In some cases, patients are looking for an alternative solution to dental implants because of the associated cost. In other cases, the patient may not be a candidate for implants based on the amount of bone present or other risk factors. Fortunately, there are other options which can be used to replace missing teeth. Other tooth replacement solutions include removable partial dentures, fixed-tooth bridges, and resin-bonded bridges. While each of these options are typically less expensive than dental implants, Medicare will still not cover the cost. Some of these options, however, may be covered by Medicare Advantage.
Medicare Part A
Medicare Part A covers care which is provided in a hospital setting. While it is not common for dental implants to be completed in the hospital, some portions of the procedure may be done in a hospital. There may also be special circumstances which require the procedure to be completed in a hospital. Medicare Part A covers some dental checkups and dental care such as when it occurs before a kidney transplant or heart valve replacement. However, this does will not apply to dental implant procedures.
When portions of the implant procedure or diagnosis is performed in the hospital, this does not mean that Medicare will cover the cost. Medicare may pay for the admittance to the hospital, without specifically covering the dental care which is performed. It is important to discuss the expected costs, coverages and details with the dentist prior to the procedure.
Part D: Prescription Drug Coverage
Medicare Part D offers prescription drug coverage for patients. Contrary to Medicare, Part D is provided by private insurance companies. It must be purchased separately from Medicare. In addition, it may also be subject to specific coverage areas and other limitations which typically do not apply to Medicare.
When a patient receives dental implants, it will typically include a prescription for a post-procedure pain relief medication. The private Medicare Part D plan almost always covers these types of medications. Be sure to the coverage and expected costs prior to the procedure.
Medigap Plans and Dental Implants
Medigap plans, which are also called Medicare Supplement Plans, are private insurance plans which aid in covering addition fees which are not covered by Medicare. This may include deductibles and coinsurance payments. Medigap plans do not directly cover most type of medical care, and will not cover the direct cost for dental implants. However, if any portion of the dental implant procedure is performed in a hospital, the Medigap plan can aid in covering the Part A deductible.
Medicare Advantage, which is also called Medicare Part C, offers Medicare benefits through a private insurance company. Medicare Advantage plans are required to provide equivalent coverage to Part A and Part B. However, many plans provide patients with additional coverage. Medicare Advantage plans often to cover vision and dental care, which are not covered by Original Medicare.
Medicare Advantage plans are private insurance plans, as a result of this, they are subject to many of the limitations associated with other private insurance plans. These plans are typically either HMO or PPO plans. The coverage area is not unlimited as it is with Original Medicare. In many cases, this is a compromise many patients are willing to make because the Medicare Advantage plans often offer additional coverages.

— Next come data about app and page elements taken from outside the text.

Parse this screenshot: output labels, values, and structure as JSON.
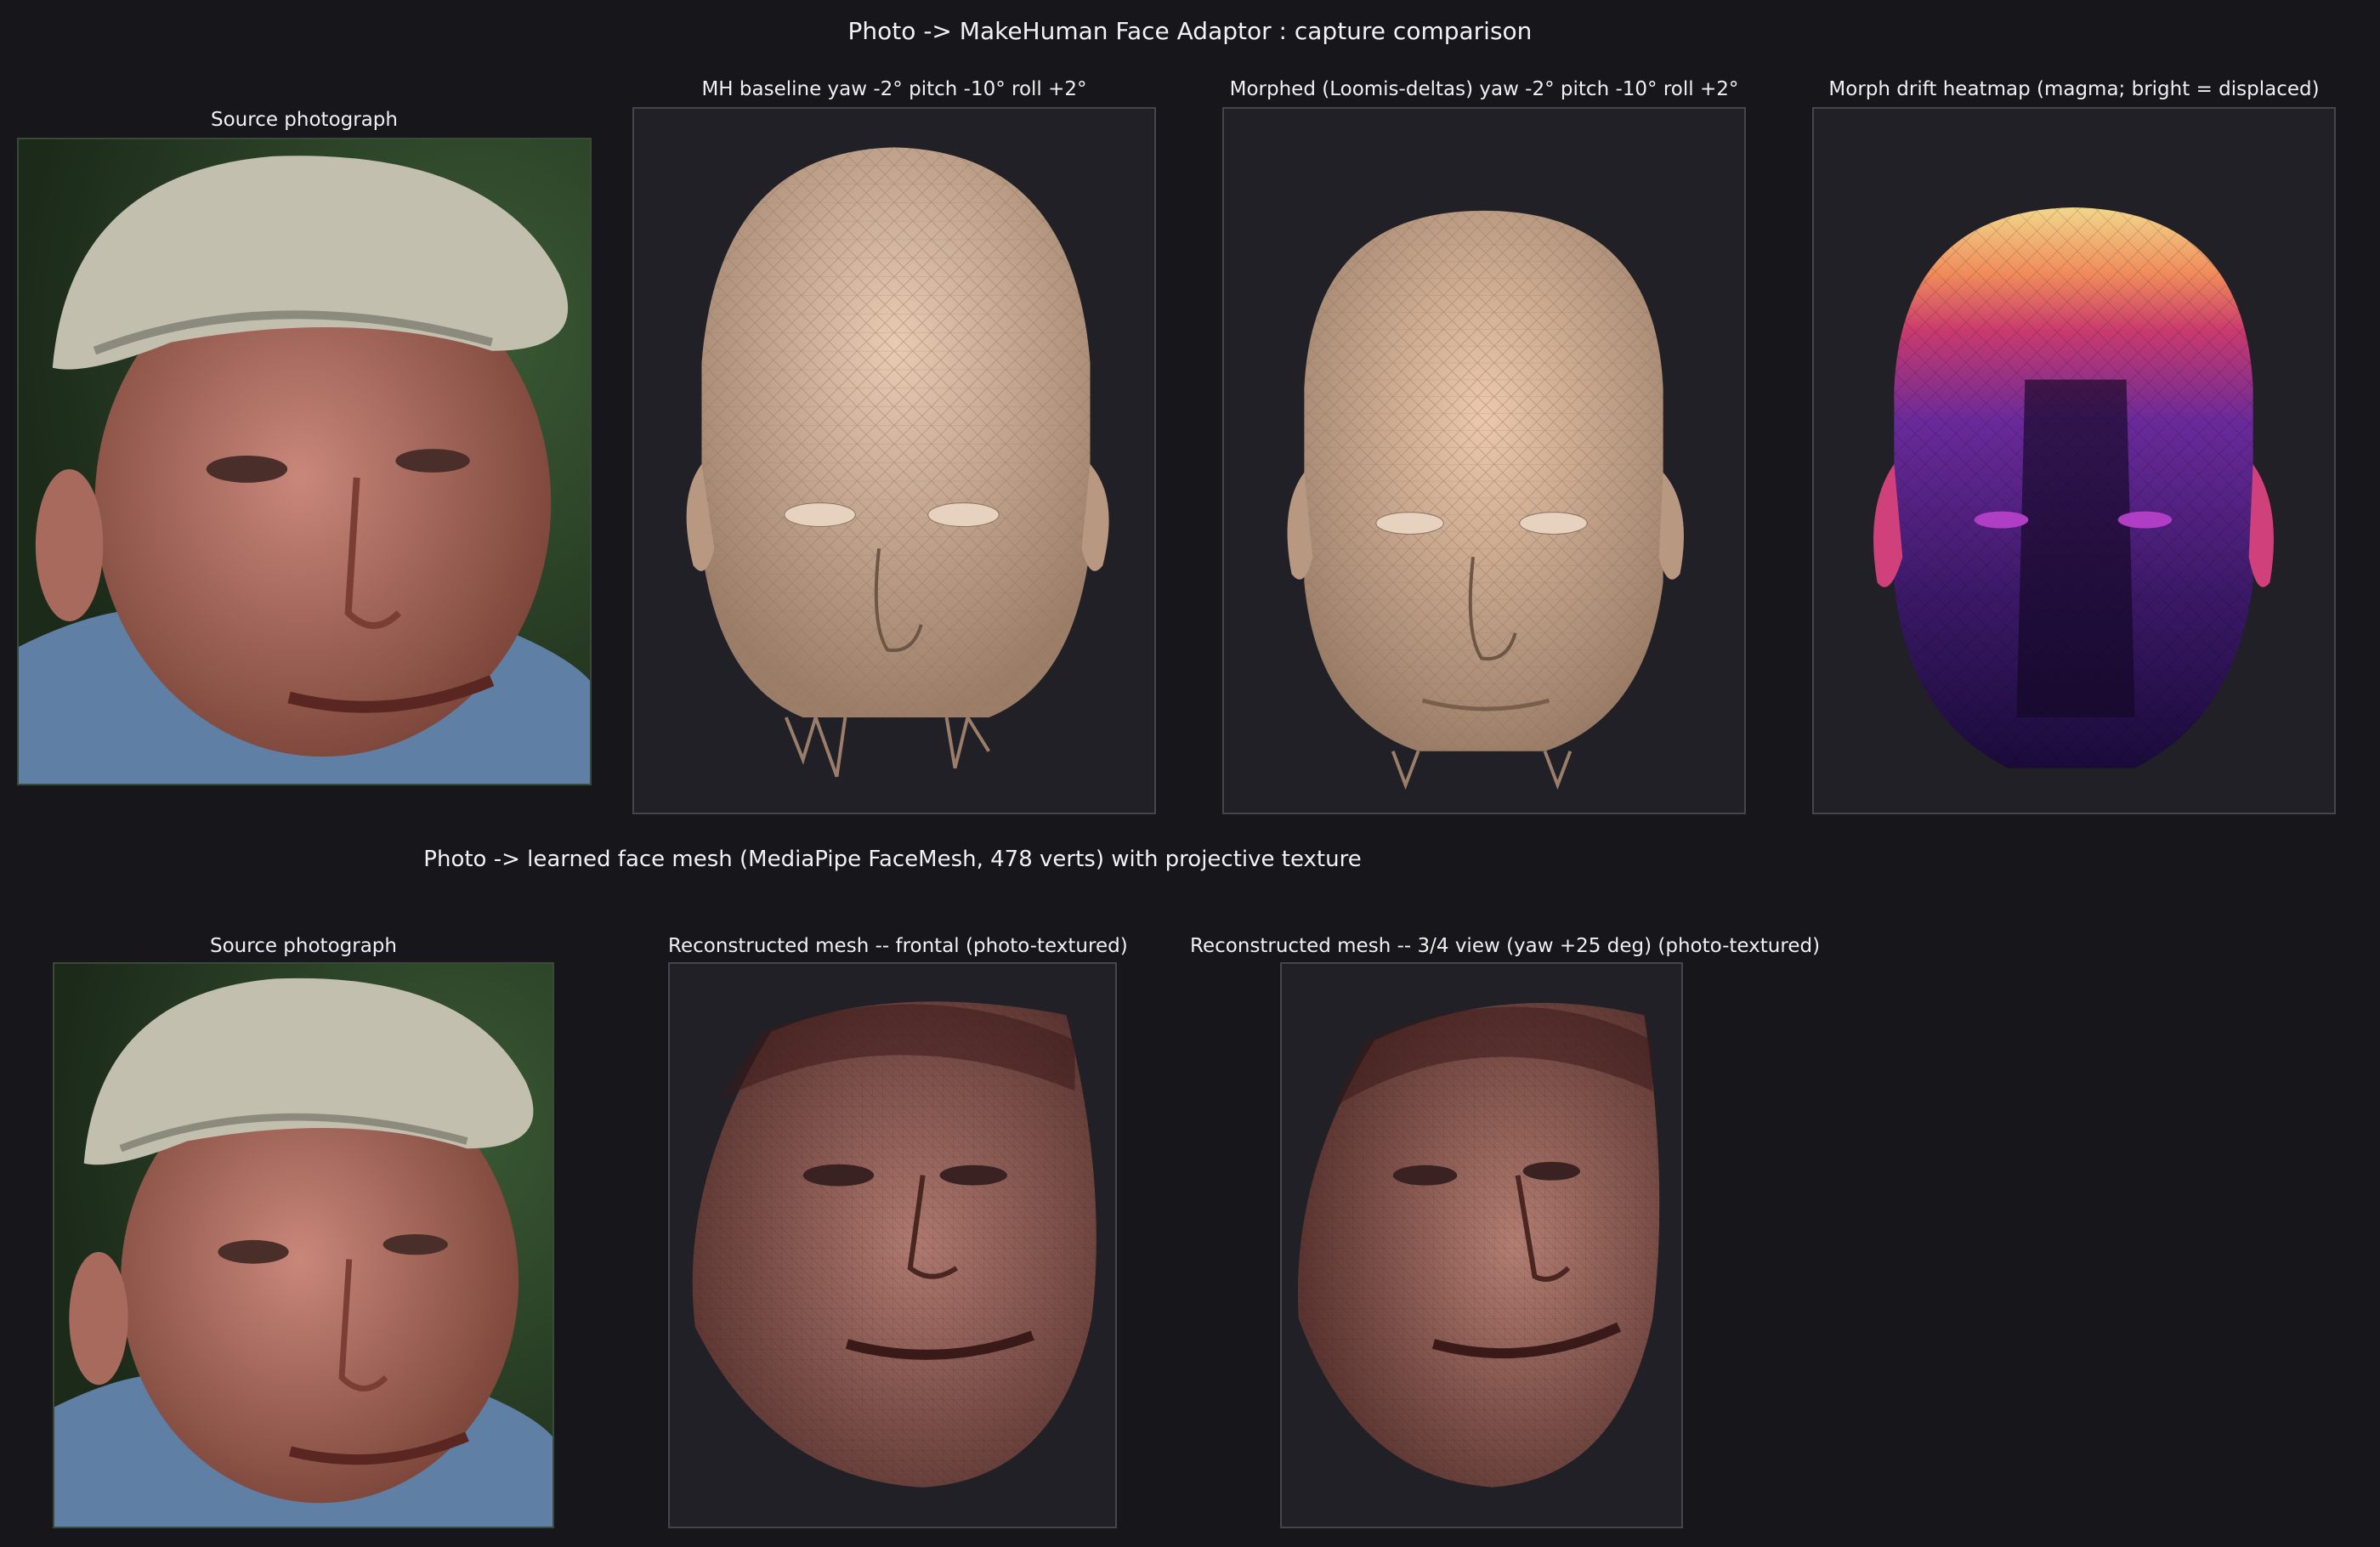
{
  "window": {
    "title": "Photo -> MakeHuman Face Adaptor : capture comparison"
  },
  "row1": {
    "panels": [
      {
        "title": "Source photograph"
      },
      {
        "title": "MH baseline  yaw -2°  pitch -10°  roll +2°"
      },
      {
        "title": "Morphed (Loomis-deltas)  yaw -2°  pitch -10°  roll +2°"
      },
      {
        "title": "Morph drift heatmap  (magma; bright = displaced)"
      }
    ]
  },
  "row2": {
    "title": "Photo -> learned face mesh (MediaPipe FaceMesh, 478 verts) with projective texture",
    "panels": [
      {
        "title": "Source photograph"
      },
      {
        "title": "Reconstructed mesh -- frontal (photo-textured)"
      },
      {
        "title": "Reconstructed mesh -- 3/4 view (yaw +25 deg) (photo-textured)"
      }
    ]
  },
  "colors": {
    "background": "#16161b",
    "panel_bg": "#202026",
    "skin_mesh": "#d4b49a",
    "heatmap_hot": "#f7e07a",
    "heatmap_mid": "#c93a6e",
    "heatmap_cold": "#1a0b3a"
  },
  "icons": [
    "photo-image",
    "head-mesh-render",
    "heatmap-render",
    "textured-mesh-render"
  ]
}
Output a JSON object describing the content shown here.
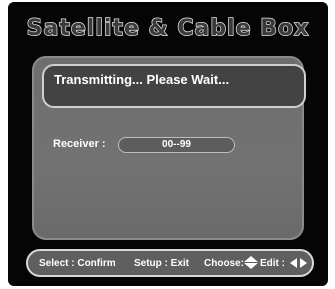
{
  "header": {
    "title": "Satellite & Cable Box"
  },
  "status": {
    "message": "Transmitting... Please Wait..."
  },
  "receiver": {
    "label": "Receiver :",
    "value": "00--99"
  },
  "footer": {
    "select_hint": "Select : Confirm",
    "setup_hint": "Setup : Exit",
    "choose_label": "Choose:",
    "edit_label": "Edit :",
    "icons": [
      "up-down-arrows-icon",
      "left-right-arrows-icon"
    ]
  },
  "colors": {
    "screen_background": "#050505",
    "panel": "#6e6e6e",
    "status_box": "#434343",
    "footer_bar": "#5f5f5f",
    "text": "#ffffff"
  }
}
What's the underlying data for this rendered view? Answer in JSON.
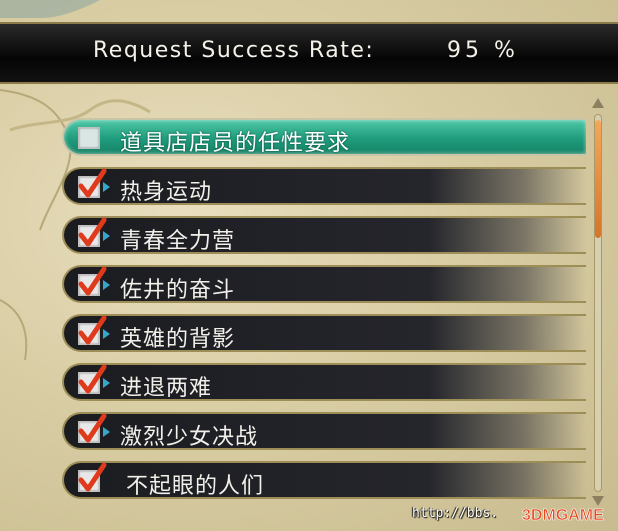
{
  "header": {
    "label": "Request Success Rate:",
    "value": "95 %"
  },
  "requests": [
    {
      "label": "道具店店员的任性要求",
      "checked": false,
      "selected": true
    },
    {
      "label": "热身运动",
      "checked": true,
      "selected": false
    },
    {
      "label": "青春全力营",
      "checked": true,
      "selected": false
    },
    {
      "label": "佐井的奋斗",
      "checked": true,
      "selected": false
    },
    {
      "label": "英雄的背影",
      "checked": true,
      "selected": false
    },
    {
      "label": "进退两难",
      "checked": true,
      "selected": false
    },
    {
      "label": "激烈少女决战",
      "checked": true,
      "selected": false
    },
    {
      "label": "不起眼的人们",
      "checked": true,
      "selected": false
    }
  ],
  "colors": {
    "selected_row": "#1f9c7d",
    "check_mark": "#e03a1c",
    "scroll_thumb": "#e08a3c",
    "pointer": "#38a6c9"
  },
  "icons": {
    "check": "check-mark-icon",
    "pointer": "pointer-triangle-icon",
    "scroll_up": "arrow-up-icon",
    "scroll_down": "arrow-down-icon"
  },
  "watermark": {
    "url": "http://bbs.",
    "logo": "3DMGAME"
  }
}
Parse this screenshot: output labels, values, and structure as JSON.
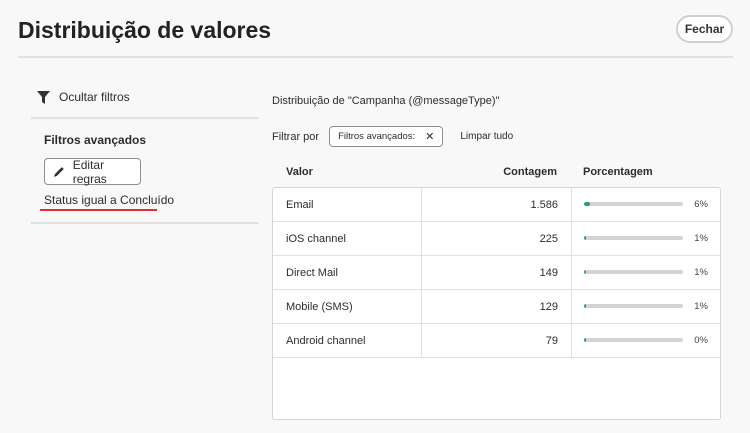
{
  "header": {
    "title": "Distribuição de valores",
    "close_label": "Fechar"
  },
  "sidebar": {
    "hide_filters": "Ocultar filtros",
    "advanced_title": "Filtros avançados",
    "edit_rules": "Editar regras",
    "rule": "Status igual a Concluído"
  },
  "main": {
    "distribution_title": "Distribuição de \"Campanha (@messageType)\"",
    "filter_by": "Filtrar por",
    "chip_label": "Filtros avançados:",
    "clear_all": "Limpar tudo",
    "columns": [
      "Valor",
      "Contagem",
      "Porcentagem"
    ],
    "rows": [
      {
        "value": "Email",
        "count": "1.586",
        "percent": "6%",
        "fraction": 0.06
      },
      {
        "value": "iOS channel",
        "count": "225",
        "percent": "1%",
        "fraction": 0.01
      },
      {
        "value": "Direct Mail",
        "count": "149",
        "percent": "1%",
        "fraction": 0.01
      },
      {
        "value": "Mobile (SMS)",
        "count": "129",
        "percent": "1%",
        "fraction": 0.01
      },
      {
        "value": "Android channel",
        "count": "79",
        "percent": "0%",
        "fraction": 0.0
      }
    ]
  },
  "colors": {
    "bar_fill": "#2d9d78",
    "underline": "#e03030"
  }
}
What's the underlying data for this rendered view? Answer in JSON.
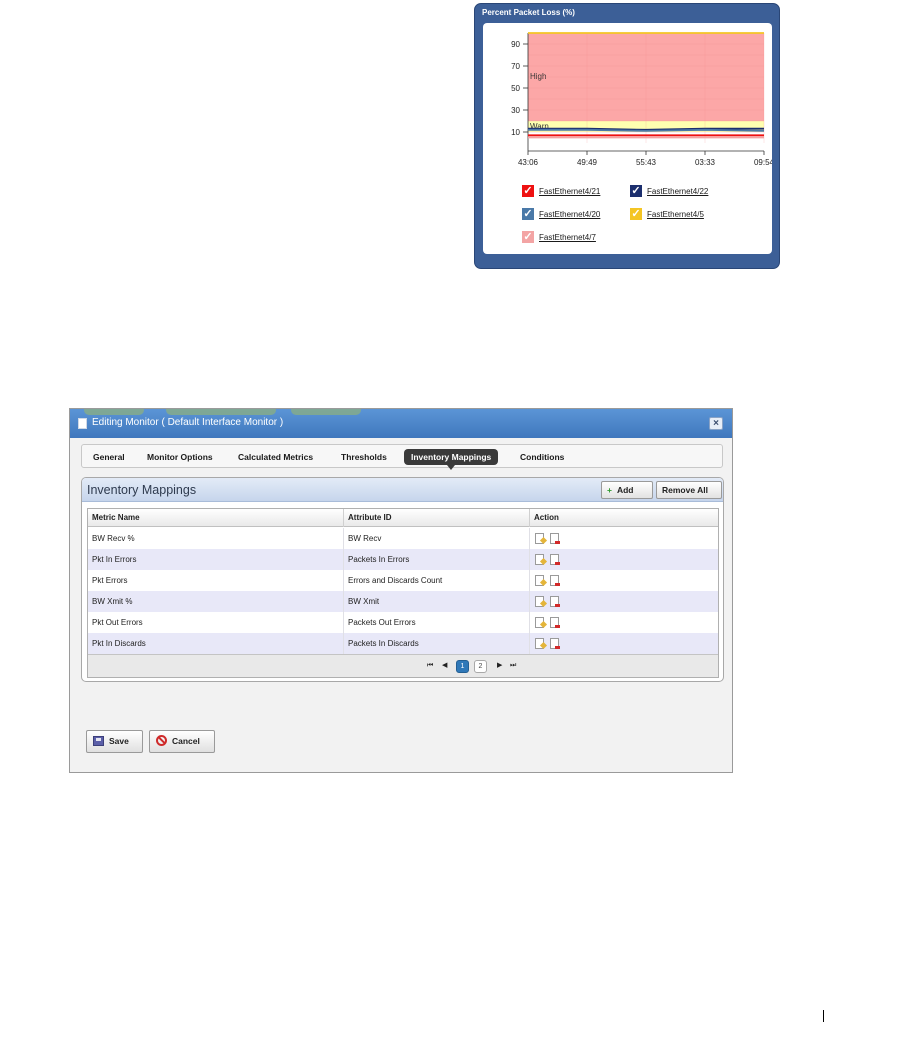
{
  "chart": {
    "title": "Percent Packet Loss (%)",
    "legend": [
      {
        "label": "FastEthernet4/21",
        "color": "#ee1111"
      },
      {
        "label": "FastEthernet4/22",
        "color": "#1c2f6e"
      },
      {
        "label": "FastEthernet4/20",
        "color": "#4a79a8"
      },
      {
        "label": "FastEthernet4/5",
        "color": "#f4c524"
      },
      {
        "label": "FastEthernet4/7",
        "color": "#f3a4a4"
      }
    ]
  },
  "chart_data": {
    "type": "line",
    "title": "Percent Packet Loss (%)",
    "xlabel": "",
    "ylabel": "",
    "x_ticks": [
      "43:06",
      "49:49",
      "55:43",
      "03:33",
      "09:54"
    ],
    "y_ticks": [
      10,
      30,
      50,
      70,
      90
    ],
    "ylim": [
      0,
      100
    ],
    "grid": true,
    "threshold_bands": [
      {
        "label": "High",
        "from": 20,
        "to": 100,
        "color": "#fca7a7"
      },
      {
        "label": "Warn",
        "from": 10,
        "to": 20,
        "color": "#ffffb0"
      }
    ],
    "series": [
      {
        "name": "FastEthernet4/21",
        "color": "#ee1111",
        "values": [
          7,
          7,
          7,
          7,
          7
        ]
      },
      {
        "name": "FastEthernet4/22",
        "color": "#1c2f6e",
        "values": [
          13,
          13,
          12,
          13,
          13
        ]
      },
      {
        "name": "FastEthernet4/20",
        "color": "#4a79a8",
        "values": [
          12,
          12,
          11,
          12,
          11
        ]
      },
      {
        "name": "FastEthernet4/5",
        "color": "#f4c524",
        "values": [
          100,
          100,
          100,
          100,
          100
        ]
      },
      {
        "name": "FastEthernet4/7",
        "color": "#f3a4a4",
        "values": [
          5,
          5,
          5,
          5,
          5
        ]
      }
    ]
  },
  "dialog": {
    "title": "Editing Monitor ( Default Interface Monitor )",
    "close_label": "×",
    "tabs": [
      {
        "label": "General",
        "active": false
      },
      {
        "label": "Monitor Options",
        "active": false
      },
      {
        "label": "Calculated Metrics",
        "active": false
      },
      {
        "label": "Thresholds",
        "active": false
      },
      {
        "label": "Inventory Mappings",
        "active": true
      },
      {
        "label": "Conditions",
        "active": false
      }
    ],
    "panel": {
      "title": "Inventory Mappings",
      "add_label": "Add",
      "remove_all_label": "Remove All",
      "columns": [
        "Metric Name",
        "Attribute ID",
        "Action"
      ],
      "rows": [
        {
          "metric": "BW Recv %",
          "attribute": "BW Recv"
        },
        {
          "metric": "Pkt In Errors",
          "attribute": "Packets In Errors"
        },
        {
          "metric": "Pkt Errors",
          "attribute": "Errors and Discards Count"
        },
        {
          "metric": "BW Xmit %",
          "attribute": "BW Xmit"
        },
        {
          "metric": "Pkt Out Errors",
          "attribute": "Packets Out Errors"
        },
        {
          "metric": "Pkt In Discards",
          "attribute": "Packets In Discards"
        }
      ],
      "pager": {
        "first": "⏮",
        "prev": "◀",
        "next": "▶",
        "last": "⏭",
        "current_page": "1",
        "other_page": "2"
      }
    },
    "save_label": "Save",
    "cancel_label": "Cancel"
  }
}
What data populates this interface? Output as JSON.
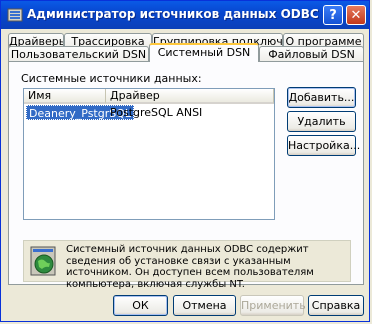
{
  "window": {
    "title": "Администратор источников данных ODBC",
    "help_glyph": "?",
    "close_glyph": "✕"
  },
  "tabs_row1": [
    {
      "label": "Драйверы"
    },
    {
      "label": "Трассировка"
    },
    {
      "label": "Группировка подключений"
    },
    {
      "label": "О программе"
    }
  ],
  "tabs_row2": [
    {
      "label": "Пользовательский DSN"
    },
    {
      "label": "Системный DSN",
      "active": true
    },
    {
      "label": "Файловый DSN"
    }
  ],
  "panel": {
    "section_label": "Системные источники данных:",
    "columns": [
      "Имя",
      "Драйвер"
    ],
    "rows": [
      {
        "name": "Deanery_PstgrSQL",
        "driver": "PostgreSQL ANSI",
        "selected": true
      }
    ],
    "buttons": {
      "add": "Добавить...",
      "remove": "Удалить",
      "configure": "Настройка..."
    },
    "info_text": "Системный источник данных ODBC содержит сведения об установке связи с указанным источником. Он доступен всем пользователям компьютера, включая службы NT."
  },
  "footer": {
    "ok": "ОК",
    "cancel": "Отмена",
    "apply": "Применить",
    "help": "Справка"
  },
  "colors": {
    "titlebar": "#0a4fd8",
    "selection": "#316ac5",
    "active_tab_accent": "#ffc83c"
  }
}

There is no easy way to determine whether a patient’s Medicare Advantage plan will cover dental implants. Some plans, however, do offer this type of coverage. Many plans also cover the cost for routine dental care, which can cover portions of the dental implant procedure. Medicare Advantage can be slightly more complicated than using Original Medicare. It is important to review your options before making a final decision.